Amazon.com Inc.’s online grocery sales grew 59% in the United States last year and are expanding nearly as fast in the United Kingdom and Germany, according to an analysis from retail analytics firm One Click Retail. Amazon’s market share of U.S. online grocery sales in 2017 was 18%, double the share held by its closest competitor, Wal-Mart Stores Inc., One Click Retail says. The firm estimates that Amazon generated $2 billion in food and beverage sales in 2017, up 59% from 2016.
Bottoms up, Wine.Woot! The wine-selling business connected to Amazon.com Inc.’s Woot.com is gone, but its founders are raising money for a venture they hope will re-create the community of wine lovers and wine producers that grew up around Wine.Woot. Amazon in late 2017 announced that it would shut down Wine.Woot, along with Amazon Wine marketplace in order to focus on selling wine via AmazonFresh, Prime Now and Whole Foods Markets, the grocery chain it purchased in 2017.
Even as some consumers were still shopping for gifts this holiday season, others were already sending things back to retailers. But returns are just getting started. Total U.S. holiday-related retail returns are expected to jump 10% year over year, to total $90 billion worth of merchandise, according to data from Optoro Inc., a technology company that works with retailers to process returns. That amount is roughly equal to the gross domestic product of the Slovak Republic.
Muck Rack makes it simple to find people, tweets, or articles that mention any name, keyword, company, hashtag etc. We've compiled this guide to help you make the most of your search.
Selecting a term
Start searching tweets, articles from media outlets, articles mentioned in tweets, journalists'
names, titles and bios with some suggested searches:
Companies or Topics (e.g. iPhone, Microsoft)

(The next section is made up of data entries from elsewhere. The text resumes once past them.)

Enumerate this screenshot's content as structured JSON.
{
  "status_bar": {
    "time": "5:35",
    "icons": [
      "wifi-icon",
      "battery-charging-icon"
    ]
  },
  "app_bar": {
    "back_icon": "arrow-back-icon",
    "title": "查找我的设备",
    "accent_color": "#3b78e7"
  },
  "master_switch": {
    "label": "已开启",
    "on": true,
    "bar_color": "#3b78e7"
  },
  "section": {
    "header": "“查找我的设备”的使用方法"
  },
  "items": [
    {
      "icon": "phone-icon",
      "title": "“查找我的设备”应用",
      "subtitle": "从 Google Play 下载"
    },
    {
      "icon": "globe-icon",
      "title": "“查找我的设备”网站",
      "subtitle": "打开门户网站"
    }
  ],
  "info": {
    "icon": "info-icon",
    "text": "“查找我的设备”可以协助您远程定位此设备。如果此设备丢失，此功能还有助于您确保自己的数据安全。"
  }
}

Phrases (e.g. "cloud computing") — use quotes to keep the terms together
Twitter handles (e.g. @username) — returns those who have mentioned or replied to
Names (e.g. "David Pogue")
Hashtags (e.g. #sxsw, #london2012)
Bio details (e.g. vegan, Olympics, father)
Muck Rack's Advanced Search allows for many boolean operators.
Find results that mention multiple specified terms, use AND or
+. For example, ensure each result contains both Elon Musk and Mark Zuckerberg by
searching Musk AND Zuckerberg or Musk + Zuckerberg.
Use the operators OR or , to broaden your search when you'd like either of
multiple terms to appear in results. (This is the default behavior of our search when no operators
are used). For example, results will contain either cake or cookie by searching cake OR cookie or cake,cookie
Use NOT or - to subtract results from your search. For
example, searching Disney will yield results about the Walt Disney Company as well as Walt Disney
World Resort. To exclude mentions of Disney World, search for Disney -World or Disney
When using one of these operators with a phrase, enclose it in quotation marks. For example, you can
find results about smartphones excluding Apple's iPhone 4S by searching smartphone -"iPhone
Exact case matching or punctuation
If you're searching for a brand name or keyword that relies on specific punctuation marks or capitalization, you can
find results that match your exact query by adding matchcase: before the keyword you're searching for, like matchcase:E*TRADE .
Use parentheses to separate multiple
boolean phrases. For example, to find journalists talking about having fun in Disney World or
Disneyland, search for ("disney world" OR disneyland) AND fun.
An asterisk can be used to search for any variation of a root word truncated by the asterisk. For example, searching for admin* will return results for administrator, administration, administer, administered, etc.
A near operator is an AND operator where you can control the distance between the words. You can vary the distance the near operation uses by adding a forward slash and number (between 0-99) such as strawberries NEAR/10 "whipped cream", which means the strawberries must exist within 10 words of "whipped cream".